If you’re asking a group you’re presenting to do an activity, it’s important to decide in advance how the activity will work.
If you want your group’s input about the activity, plan in advance how you will solicit it. If you want them to choose a topic, plan in advance how that choice will…
I often give a presentation where there’s a choice to be made by the audience that most people in it don’t care strongly about. (“Which one of these types of systemic oppression would you like to examine closely?”)
In these situations, I ask, “of these choices (written on board), is there any particular one anyone would like to investigate in-depth for our next exercise?”
I then wait for five seconds. This is usually enough time that someone will pick something. If not, I propose a topic. I then ask:
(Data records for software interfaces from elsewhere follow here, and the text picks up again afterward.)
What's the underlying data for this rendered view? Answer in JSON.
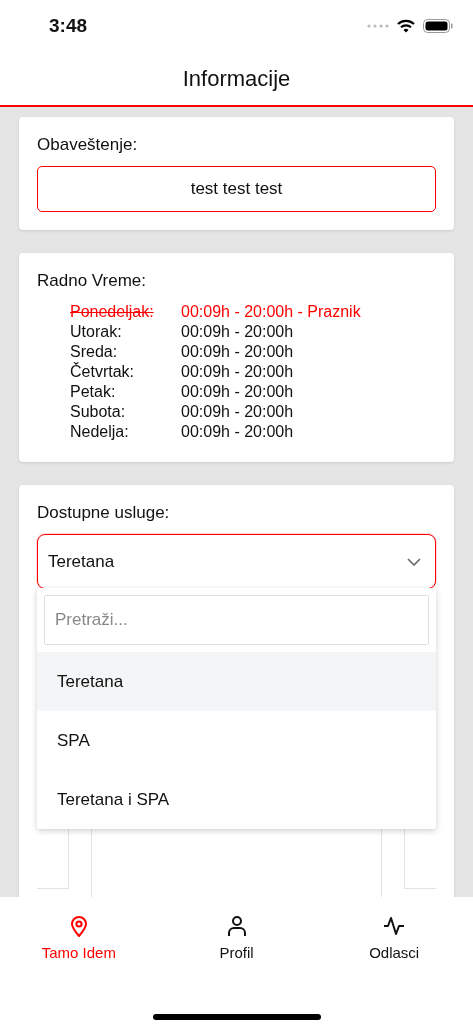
{
  "status_bar": {
    "time": "3:48"
  },
  "header": {
    "title": "Informacije"
  },
  "notice": {
    "label": "Obaveštenje:",
    "text": "test test test"
  },
  "hours": {
    "label": "Radno Vreme:",
    "days": [
      {
        "day": "Ponedeljak:",
        "hours": "00:09h - 20:00h - Praznik",
        "holiday": true
      },
      {
        "day": "Utorak:",
        "hours": "00:09h - 20:00h",
        "holiday": false
      },
      {
        "day": "Sreda:",
        "hours": "00:09h - 20:00h",
        "holiday": false
      },
      {
        "day": "Četvrtak:",
        "hours": "00:09h - 20:00h",
        "holiday": false
      },
      {
        "day": "Petak:",
        "hours": "00:09h - 20:00h",
        "holiday": false
      },
      {
        "day": "Subota:",
        "hours": "00:09h - 20:00h",
        "holiday": false
      },
      {
        "day": "Nedelja:",
        "hours": "00:09h - 20:00h",
        "holiday": false
      }
    ]
  },
  "services": {
    "label": "Dostupne usluge:",
    "value": "Teretana",
    "expanded": true,
    "search": {
      "placeholder": "Pretraži..."
    },
    "options": [
      {
        "label": "Teretana",
        "selected": true
      },
      {
        "label": "SPA",
        "selected": false
      },
      {
        "label": "Teretana i SPA",
        "selected": false
      }
    ]
  },
  "tab_bar": [
    {
      "label": "Tamo Idem",
      "kind": "pin",
      "selected": true
    },
    {
      "label": "Profil",
      "kind": "person",
      "selected": false
    },
    {
      "label": "Odlasci",
      "kind": "pulse",
      "selected": false
    }
  ]
}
“Would anyone like to advocate for another choice?” and wait five seconds. Repeat process as necessary to accumulate options, and then allow each chooser space to advocate for their choice. Then call a vote.
Usually, everyone is okay with whatever the first choice is. This is a good way to pick an option from a large slate of choices, IMHO
Do people ever advocate for a particular choice when you do that?